The other day while digging through a cabinet in our garage, I stumbled upon a shoebox that had been shoved to the back and that showed signs that it had been there for some time. When I finally cleared everything in front and on top of it away in order to extract it and investigate what it contained, I noticed immediately upon lifting it from the shelf upon which it rested that it was very heavy. Opening it, I found that it contained an assortment of rocks, shells, and other curiosities wrapped carefully inside a bandanna. These were the artifacts of my first explorations into natural history during my childhood.
From where they all came I cannot correctly say. One, a piece of obsidian, I recall being given by the husband of my piano teacher, an amateur “rock hound” himself. Another, a hunk of brain coral, likely came from one of the people with whom my mother worked at Bumble Bee Seafoods (the tuna boat captains had been to such interesting, far off places). A large piece of agate I recalled finding in my grandparent’s backyard. The origins of the rest were, and at present still are, mysteries.
I remember greatly treasuring these items when I was a boy. I kept them prominently displayed in my room, spread out atop my dresser like some prized collection in a very small and poorly funded museum. So important were they too me that even once the tempestuous teen-age years hit, I still kept them safe. Did I perhaps subconsciously know that one day the Sturm und Drang of youth would subside and I would find them interesting once again?
Now once again unearthed, or at least un-cabineted, this childhood collection now rests prominently alongside the books in our library to help me remember that as our own daughter grows older, she may one day find that the things she once found so fascinating, things in which she and I now share interests, uninteresting.
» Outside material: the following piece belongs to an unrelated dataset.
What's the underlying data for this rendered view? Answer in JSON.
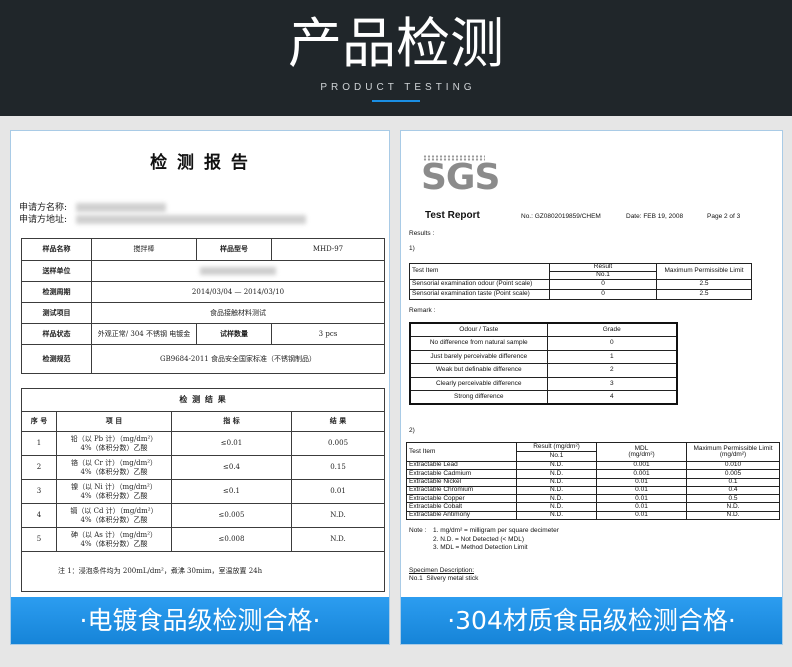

However if the interest was well supported when it was alive, even a hiatus from it will not extinguish it and one day it may very well return and continue to grow once again.